Without the images, print all the entries below exactly as given.

Element data from apps and pages
------------------------------------------------------------------------

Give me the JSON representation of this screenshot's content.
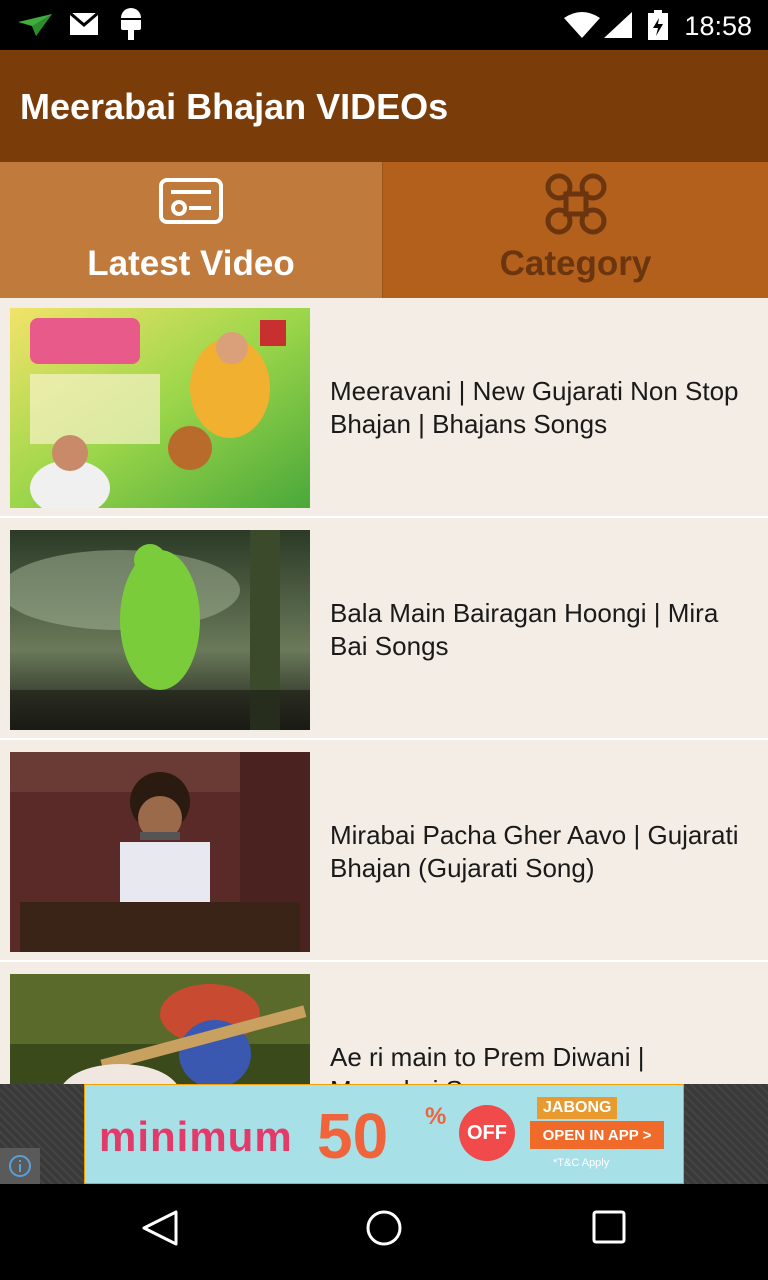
{
  "status_bar": {
    "time": "18:58"
  },
  "app_bar": {
    "title": "Meerabai Bhajan VIDEOs"
  },
  "tabs": [
    {
      "label": "Latest Video",
      "icon": "video-card-icon",
      "selected": true
    },
    {
      "label": "Category",
      "icon": "command-icon",
      "selected": false
    }
  ],
  "videos": [
    {
      "title": "Meeravani | New Gujarati Non Stop Bhajan | Bhajans Songs"
    },
    {
      "title": "Bala Main Bairagan Hoongi | Mira Bai Songs"
    },
    {
      "title": "Mirabai Pacha Gher Aavo | Gujarati Bhajan (Gujarati Song)"
    },
    {
      "title": "Ae ri main to Prem Diwani | Meerabai Songs"
    }
  ],
  "ad": {
    "headline": "minimum",
    "discount": "50",
    "percent": "%",
    "off": "OFF",
    "brand": "JABONG",
    "cta": "OPEN IN APP >",
    "terms": "*T&C Apply"
  },
  "colors": {
    "app_bar": "#7a3c08",
    "tab_selected": "#c07a3c",
    "tab_unselected": "#b2601b",
    "list_background": "#f4ede6"
  }
}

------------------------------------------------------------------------

Expected answer
Give me the JSON representation of this screenshot's content.
{
  "status_bar": {
    "time": "18:58"
  },
  "app_bar": {
    "title": "Meerabai Bhajan VIDEOs"
  },
  "tabs": [
    {
      "label": "Latest Video",
      "icon": "video-card-icon",
      "selected": true
    },
    {
      "label": "Category",
      "icon": "command-icon",
      "selected": false
    }
  ],
  "videos": [
    {
      "title": "Meeravani | New Gujarati Non Stop Bhajan | Bhajans Songs"
    },
    {
      "title": "Bala Main Bairagan Hoongi | Mira Bai Songs"
    },
    {
      "title": "Mirabai Pacha Gher Aavo | Gujarati Bhajan (Gujarati Song)"
    },
    {
      "title": "Ae ri main to Prem Diwani | Meerabai Songs"
    }
  ],
  "ad": {
    "headline": "minimum",
    "discount": "50",
    "percent": "%",
    "off": "OFF",
    "brand": "JABONG",
    "cta": "OPEN IN APP >",
    "terms": "*T&C Apply"
  },
  "colors": {
    "app_bar": "#7a3c08",
    "tab_selected": "#c07a3c",
    "tab_unselected": "#b2601b",
    "list_background": "#f4ede6"
  }
}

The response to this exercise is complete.